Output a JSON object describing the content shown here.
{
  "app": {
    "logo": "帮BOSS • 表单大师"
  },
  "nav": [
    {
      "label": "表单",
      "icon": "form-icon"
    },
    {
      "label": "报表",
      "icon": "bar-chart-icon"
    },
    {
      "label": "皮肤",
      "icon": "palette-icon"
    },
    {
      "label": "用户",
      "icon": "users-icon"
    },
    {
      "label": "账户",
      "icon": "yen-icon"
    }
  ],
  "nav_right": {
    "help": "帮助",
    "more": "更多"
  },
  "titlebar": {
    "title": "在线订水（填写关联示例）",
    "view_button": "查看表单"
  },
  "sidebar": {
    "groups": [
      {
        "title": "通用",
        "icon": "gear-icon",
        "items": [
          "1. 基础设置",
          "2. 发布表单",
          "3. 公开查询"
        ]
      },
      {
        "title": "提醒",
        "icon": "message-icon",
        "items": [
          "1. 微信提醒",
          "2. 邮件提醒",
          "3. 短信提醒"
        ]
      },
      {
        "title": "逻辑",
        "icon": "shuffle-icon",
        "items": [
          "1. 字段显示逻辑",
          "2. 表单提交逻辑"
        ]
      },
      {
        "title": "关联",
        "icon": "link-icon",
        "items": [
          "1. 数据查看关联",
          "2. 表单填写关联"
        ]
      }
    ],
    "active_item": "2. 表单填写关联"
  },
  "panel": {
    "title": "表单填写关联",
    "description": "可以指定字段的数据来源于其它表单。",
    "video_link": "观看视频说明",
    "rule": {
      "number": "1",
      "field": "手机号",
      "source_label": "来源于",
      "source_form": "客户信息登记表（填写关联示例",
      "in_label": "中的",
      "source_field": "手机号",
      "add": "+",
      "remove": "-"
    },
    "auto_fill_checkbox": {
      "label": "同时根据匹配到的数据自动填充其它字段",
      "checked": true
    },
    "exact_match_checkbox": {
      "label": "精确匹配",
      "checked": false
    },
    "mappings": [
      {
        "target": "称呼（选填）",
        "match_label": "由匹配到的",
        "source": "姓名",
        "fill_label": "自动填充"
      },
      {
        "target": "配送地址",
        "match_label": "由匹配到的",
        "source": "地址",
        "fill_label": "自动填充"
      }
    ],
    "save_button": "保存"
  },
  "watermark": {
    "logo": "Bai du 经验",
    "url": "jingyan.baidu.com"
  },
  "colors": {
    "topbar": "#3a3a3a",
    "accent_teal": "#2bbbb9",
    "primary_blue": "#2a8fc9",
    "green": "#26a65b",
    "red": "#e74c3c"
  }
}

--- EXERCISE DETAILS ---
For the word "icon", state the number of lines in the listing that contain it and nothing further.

--- RESULT ---
9